One of the men convicted in the brutal 2012 gang rape and murder of a woman in Delhi, India, has gone on record saying that the victim was more responsible for the attack than the men.
Mukesh Singh is one of five men convicted in the attack that sent shockwaves through India and ignited a series of protests demanding that Indian society stop turning a blind eye to the discrimination, harassment and sexual violence directed towards women.
In a soon-to-be-released documentary, Singh tells an interviewer about the night Jyoti Singh, a 23-year-old medical student, was attacked.
“You can’t clap with one hand – it takes two hands. A decent girl won’t roam around at 9 o’clock at night,” Singh says in the interview, according to The Journal, an Irish news site.

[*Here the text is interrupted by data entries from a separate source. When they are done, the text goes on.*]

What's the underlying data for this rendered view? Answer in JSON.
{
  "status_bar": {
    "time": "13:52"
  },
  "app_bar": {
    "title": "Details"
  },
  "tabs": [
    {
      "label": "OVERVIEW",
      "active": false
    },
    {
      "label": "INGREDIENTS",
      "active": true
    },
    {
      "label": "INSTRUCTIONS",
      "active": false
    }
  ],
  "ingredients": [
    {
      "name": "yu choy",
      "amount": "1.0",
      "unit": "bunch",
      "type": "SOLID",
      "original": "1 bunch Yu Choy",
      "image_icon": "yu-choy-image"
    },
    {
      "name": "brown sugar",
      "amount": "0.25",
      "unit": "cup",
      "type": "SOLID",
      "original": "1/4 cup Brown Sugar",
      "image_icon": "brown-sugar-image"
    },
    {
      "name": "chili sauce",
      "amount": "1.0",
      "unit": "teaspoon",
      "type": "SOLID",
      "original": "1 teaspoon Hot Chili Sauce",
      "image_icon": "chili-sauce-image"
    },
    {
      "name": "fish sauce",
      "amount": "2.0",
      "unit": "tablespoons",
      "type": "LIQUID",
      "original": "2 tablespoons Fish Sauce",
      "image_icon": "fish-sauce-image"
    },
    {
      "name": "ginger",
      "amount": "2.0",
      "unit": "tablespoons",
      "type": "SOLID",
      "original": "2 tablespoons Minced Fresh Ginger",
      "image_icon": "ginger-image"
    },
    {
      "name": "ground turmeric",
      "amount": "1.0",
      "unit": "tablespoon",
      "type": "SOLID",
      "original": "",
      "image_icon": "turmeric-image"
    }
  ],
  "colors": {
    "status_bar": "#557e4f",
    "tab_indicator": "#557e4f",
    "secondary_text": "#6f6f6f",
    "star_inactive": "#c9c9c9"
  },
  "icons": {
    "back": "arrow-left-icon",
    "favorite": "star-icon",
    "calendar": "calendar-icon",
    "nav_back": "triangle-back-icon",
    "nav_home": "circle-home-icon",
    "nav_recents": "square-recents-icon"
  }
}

“A girl is far more responsible for rape than a boy,” he adds. "Boy and girl are not equal. Housework and housekeeping is for girls, not roaming in discos and bars at night doing wrong things, wearing wrong clothes. About 20 percent of girls are good.”
Jyoti Singh was retuning home from a night out at the movies in December 2012 with a male friend when the two hitched a ride in a small bus driven by Mukesh Singh. The five male passengers in the bus beat Jyoti Singh’s friend and then dragged her to the back of the bus where they raped her and beat her with metal bars.
Mukesh Singh has maintained that he never took part in the attack but only drove the bus.
The attack left Jyoti Singh with severe injuries to her genitals, abdomen and intestines. The group threw the woman and her friend from the moving bus after the attack. Jyoti Singh died in a hospital 13 days later.
In the interview, which is scheduled to be aired as part of the documentary on BBC on March 8, Mukesh Singh says the victim likely would have lived if she hadn’t fought her attackers.
“When being raped, she shouldn’t fight back. She should just be silent and allow the rape. Then they’d have dropped her off after ‘doing her,' and only hit the boy,” he says.
Mukesh Singh was sentenced to death for his part in the crime. He is appealing that sentence.
Three others are also appealing their death sentences. A fifth man, Mukesh Singh’s brother, was also sentenced to death but was found dead in his prison cell in March 2013. A juvenile, who was 17 at the time of the attack, was also convicted of rape and murder and sentenced to three years in a reform facility.
Mukesh Singh says in the interview that executing him will only make the streets less safe for women.
“The death penalty will make things even more dangerous for girls. Now when they rape, they won't leave the girl like we did,” he says. “They will kill her. Before, they would rape and say, ‘Leave her, she won't tell anyone.’ Now when they rape, especially the criminal types, they will just kill the girl. Death.”